What is stainless steel cutlery?
The development of stainless steel cutlery was a triumph for the hospitality industry. Finally, they have a relatively cheap product that can resist rusting, heat damage, and most crucially for the food service industry, because it doesn’t react with chemical compounds found in food or in the mouth, stainless steel doesn’t produce the metallic taste that an alternative like silver plate cutlery does.
While stainless steel has certainly made life a lot easier for food service, and is most certainly the industry standard now, there are a few things to consider when purchasing cutlery.
Understanding stainless steel gradings
Before you rush off to start buying truckloads of this miraculous cutlery, you will want to keep in mind the different types of cutlery that are on the market. When shopping, you will want to look for things that mention numbers like 18/10, 18/8 or 18/0. These numbers tell you about what the product is made from, which gives you an idea of how it will behave after use. The first number represents the percentage of chromium in a product, while the second number is the percentage of nickel. Chromium is added to the mix to give it a good resistance to corrosion, and adding nickel boosts the resistance even further, and gives it a nice shine. Some manufacturers will also add coatings to boost the performance of the steel, particularly those products that don’t contain any nickel. The Austin cutlery ranges are all 18/0 graded, but have a special coating that effectively makes them perform like a 18/10 product. To summarise, 18/8 has about 18% chromium and 8% nickel, while 18/0 stainless steel has 18% chromium and no nickel, meaning it may be more susceptible to corrosion than flatware containing nickel.
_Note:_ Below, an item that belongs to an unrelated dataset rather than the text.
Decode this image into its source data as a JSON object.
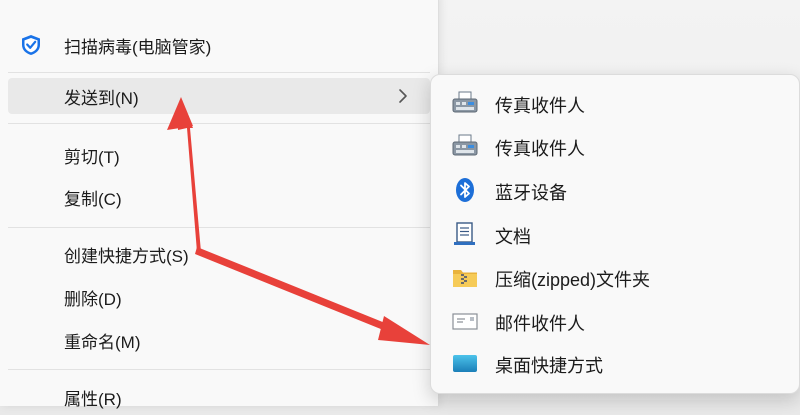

Learning how to properly look after your stainless steel cutlery
It’s tempting to think that stainless steel means ‘no rust’. Unfortunately this isn’t actually the case. Stainless steel is more resistant to rust than other types of steel, but it’s still important to properly look after your cutlery to get the best out of it.
After your diners have finished with their cutlery, try not to let any food material sit on the surface of the cutlery for too long. a When washing your cutlery, you should make sure you aren’t allowing moisture to sit on the cutlery for extended periods, as this can cause spot rusting. You should always completely dry cutlery before storing it away. You should also avoid using harsh chemical cleaners that can damage the surface of the cutlery and cause corrosion. At The Flying Fork, we have a range of excellent products for your cleaning needs. These have been optimised for use on stainless steel products, to ensure a thorough clean, without damaging the product.
One final thing to remember is that because nickel is a softer metal, they aren’t used to construct knives because they would go blunt too quickly. This means knives need to be treated a little more carefully than the other cutlery because they are slightly less resistant to rust.
If your cutlery is beginning to display rusting, try using a non-abrasive scourer to remove the surface imperfections. Just remember to use a non-abrasive scourer, as the abrasive type will likely damage your cutlery, leaving you with scratchy, cloudy looking pieces that have lost their luster.
Where to buy stainless steel cutlery
The best place to buy stainless steel in bulk is right here at The Flying Fork Cutlery section. You will notice a lot of styles and brands, so it's a good idea to browse the shapes and styles. Plus we can send single samples so you can touch and feel the cutlery before purchasing.
Here is a list of all the stainless steel cutlery brands:
- Abert Cutlery
- Amefa Cutlery
- Arcos Cutlery
- Athena Cutlery
- Chalet Cutlery
- Sant Andrea Cutlery
- Trenton Basics Cutlery
Ordering loads of cutlery? Get a custom quote now by emailing us at The Flying Fork. Thank you!